__Task goal__:
In the entries below, spot each line with the word "header" and copy it.

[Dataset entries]

-*-*-

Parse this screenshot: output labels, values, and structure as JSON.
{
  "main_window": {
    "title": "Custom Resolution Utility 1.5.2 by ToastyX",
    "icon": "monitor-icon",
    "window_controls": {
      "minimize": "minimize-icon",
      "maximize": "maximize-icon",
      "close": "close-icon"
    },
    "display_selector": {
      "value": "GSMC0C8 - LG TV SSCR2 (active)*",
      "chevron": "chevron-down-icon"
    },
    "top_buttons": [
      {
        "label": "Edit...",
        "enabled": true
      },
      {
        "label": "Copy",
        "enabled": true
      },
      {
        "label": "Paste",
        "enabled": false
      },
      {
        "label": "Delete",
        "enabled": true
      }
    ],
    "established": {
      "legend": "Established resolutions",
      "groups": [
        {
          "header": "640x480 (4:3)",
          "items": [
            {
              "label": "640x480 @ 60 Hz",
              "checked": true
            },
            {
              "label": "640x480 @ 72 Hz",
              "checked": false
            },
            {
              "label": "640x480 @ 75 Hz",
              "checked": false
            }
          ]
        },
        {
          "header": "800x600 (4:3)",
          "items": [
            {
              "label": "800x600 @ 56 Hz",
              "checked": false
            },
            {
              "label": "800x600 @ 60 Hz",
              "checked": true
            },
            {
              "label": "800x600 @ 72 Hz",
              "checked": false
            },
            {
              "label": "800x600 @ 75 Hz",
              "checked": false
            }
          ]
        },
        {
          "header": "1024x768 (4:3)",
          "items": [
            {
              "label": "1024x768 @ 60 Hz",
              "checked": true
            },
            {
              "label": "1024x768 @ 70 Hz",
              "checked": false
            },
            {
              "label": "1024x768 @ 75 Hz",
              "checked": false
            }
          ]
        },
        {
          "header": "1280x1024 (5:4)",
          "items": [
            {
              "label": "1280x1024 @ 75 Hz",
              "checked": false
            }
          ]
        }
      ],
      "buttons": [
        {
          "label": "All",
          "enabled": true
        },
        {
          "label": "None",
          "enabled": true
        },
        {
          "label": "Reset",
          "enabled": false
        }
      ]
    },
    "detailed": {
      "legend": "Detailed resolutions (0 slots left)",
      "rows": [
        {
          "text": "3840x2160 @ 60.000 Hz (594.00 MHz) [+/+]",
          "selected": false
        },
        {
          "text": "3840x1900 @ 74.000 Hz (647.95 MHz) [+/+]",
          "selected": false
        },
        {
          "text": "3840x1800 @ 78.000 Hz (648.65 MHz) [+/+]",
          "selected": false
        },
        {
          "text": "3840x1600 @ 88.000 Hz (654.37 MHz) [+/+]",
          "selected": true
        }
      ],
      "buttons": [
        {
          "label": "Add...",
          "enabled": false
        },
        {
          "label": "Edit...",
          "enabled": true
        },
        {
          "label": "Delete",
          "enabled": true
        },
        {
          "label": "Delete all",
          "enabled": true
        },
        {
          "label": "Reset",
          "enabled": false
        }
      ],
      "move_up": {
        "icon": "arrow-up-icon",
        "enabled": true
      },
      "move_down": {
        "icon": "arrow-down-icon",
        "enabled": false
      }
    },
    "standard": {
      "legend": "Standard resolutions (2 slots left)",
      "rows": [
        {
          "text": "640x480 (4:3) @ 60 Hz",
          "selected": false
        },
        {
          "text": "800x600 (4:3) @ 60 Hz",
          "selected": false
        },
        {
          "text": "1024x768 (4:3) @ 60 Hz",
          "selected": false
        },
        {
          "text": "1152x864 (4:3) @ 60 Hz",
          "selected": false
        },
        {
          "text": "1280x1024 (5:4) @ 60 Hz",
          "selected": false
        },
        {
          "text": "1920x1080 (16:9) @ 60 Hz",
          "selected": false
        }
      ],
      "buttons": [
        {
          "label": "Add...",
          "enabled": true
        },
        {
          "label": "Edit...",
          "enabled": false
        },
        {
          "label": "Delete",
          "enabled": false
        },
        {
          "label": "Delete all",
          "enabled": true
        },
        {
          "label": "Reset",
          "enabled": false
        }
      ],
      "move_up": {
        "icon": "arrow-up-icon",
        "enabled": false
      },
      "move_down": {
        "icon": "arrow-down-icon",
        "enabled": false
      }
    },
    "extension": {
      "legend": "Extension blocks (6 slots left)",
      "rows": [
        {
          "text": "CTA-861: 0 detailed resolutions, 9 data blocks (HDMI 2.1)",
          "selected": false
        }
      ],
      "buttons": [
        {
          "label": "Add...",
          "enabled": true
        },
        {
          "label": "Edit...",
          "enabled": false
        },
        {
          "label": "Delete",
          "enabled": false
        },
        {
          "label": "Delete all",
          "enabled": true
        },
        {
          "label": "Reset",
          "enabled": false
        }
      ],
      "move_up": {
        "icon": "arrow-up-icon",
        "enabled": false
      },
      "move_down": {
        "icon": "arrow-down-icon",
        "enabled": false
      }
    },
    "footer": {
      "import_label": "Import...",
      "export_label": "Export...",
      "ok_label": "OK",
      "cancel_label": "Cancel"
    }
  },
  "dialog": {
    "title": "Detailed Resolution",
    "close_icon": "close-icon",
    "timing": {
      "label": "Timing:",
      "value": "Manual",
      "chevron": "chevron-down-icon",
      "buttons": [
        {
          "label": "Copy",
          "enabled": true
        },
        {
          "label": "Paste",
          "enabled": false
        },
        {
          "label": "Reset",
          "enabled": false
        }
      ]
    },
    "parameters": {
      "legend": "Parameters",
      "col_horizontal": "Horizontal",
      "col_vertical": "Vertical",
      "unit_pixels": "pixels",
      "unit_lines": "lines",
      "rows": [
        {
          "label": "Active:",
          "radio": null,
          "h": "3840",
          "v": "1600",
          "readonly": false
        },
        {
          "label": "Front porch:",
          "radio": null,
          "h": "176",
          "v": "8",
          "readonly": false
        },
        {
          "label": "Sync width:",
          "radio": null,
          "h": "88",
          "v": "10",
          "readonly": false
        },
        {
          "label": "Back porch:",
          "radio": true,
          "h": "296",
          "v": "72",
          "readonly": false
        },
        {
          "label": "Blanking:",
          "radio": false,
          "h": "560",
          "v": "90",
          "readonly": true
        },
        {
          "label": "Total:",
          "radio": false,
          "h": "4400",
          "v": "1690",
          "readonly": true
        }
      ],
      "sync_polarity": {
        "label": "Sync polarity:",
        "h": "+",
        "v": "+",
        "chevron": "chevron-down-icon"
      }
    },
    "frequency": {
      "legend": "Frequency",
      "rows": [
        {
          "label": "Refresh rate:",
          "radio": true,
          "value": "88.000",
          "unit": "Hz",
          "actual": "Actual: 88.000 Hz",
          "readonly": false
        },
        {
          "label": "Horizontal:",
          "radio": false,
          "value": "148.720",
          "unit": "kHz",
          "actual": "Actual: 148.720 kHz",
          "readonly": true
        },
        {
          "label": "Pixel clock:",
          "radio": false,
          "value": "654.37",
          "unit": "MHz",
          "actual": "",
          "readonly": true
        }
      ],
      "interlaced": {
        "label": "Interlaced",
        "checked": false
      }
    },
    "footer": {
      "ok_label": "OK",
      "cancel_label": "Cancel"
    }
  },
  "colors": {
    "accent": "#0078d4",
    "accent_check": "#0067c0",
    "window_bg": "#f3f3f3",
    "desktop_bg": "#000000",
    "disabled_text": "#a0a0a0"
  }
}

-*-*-

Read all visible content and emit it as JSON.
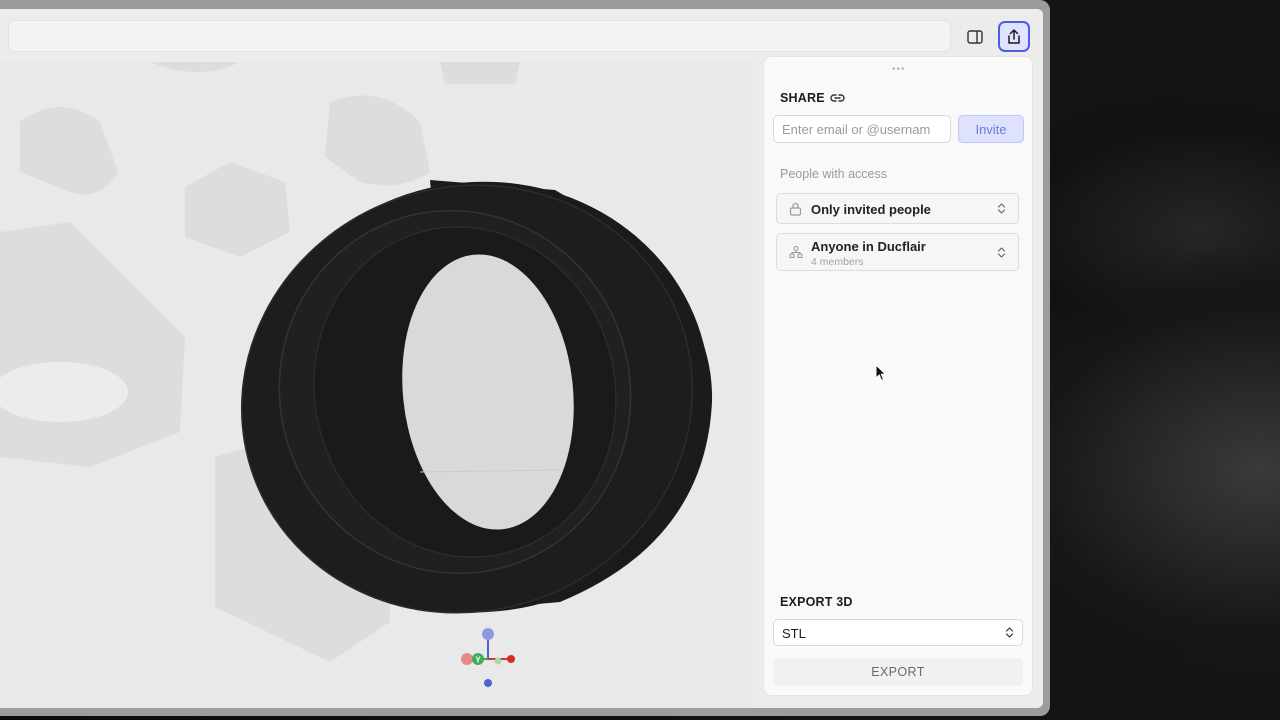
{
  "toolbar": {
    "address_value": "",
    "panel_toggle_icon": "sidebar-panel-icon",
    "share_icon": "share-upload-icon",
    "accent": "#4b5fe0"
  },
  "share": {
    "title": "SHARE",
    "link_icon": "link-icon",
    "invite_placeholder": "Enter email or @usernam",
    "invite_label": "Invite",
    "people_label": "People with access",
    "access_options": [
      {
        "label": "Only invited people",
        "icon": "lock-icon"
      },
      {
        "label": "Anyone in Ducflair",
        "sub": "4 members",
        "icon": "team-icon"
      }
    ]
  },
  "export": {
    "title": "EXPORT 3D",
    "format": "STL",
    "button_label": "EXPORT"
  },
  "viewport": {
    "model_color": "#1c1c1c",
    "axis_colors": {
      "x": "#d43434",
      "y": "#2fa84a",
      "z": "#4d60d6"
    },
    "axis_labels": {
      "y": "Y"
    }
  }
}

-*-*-

__Task output__:
          "header": "640x480 (4:3)",
          "header": "800x600 (4:3)",
          "header": "1024x768 (4:3)",
          "header": "1280x1024 (5:4)",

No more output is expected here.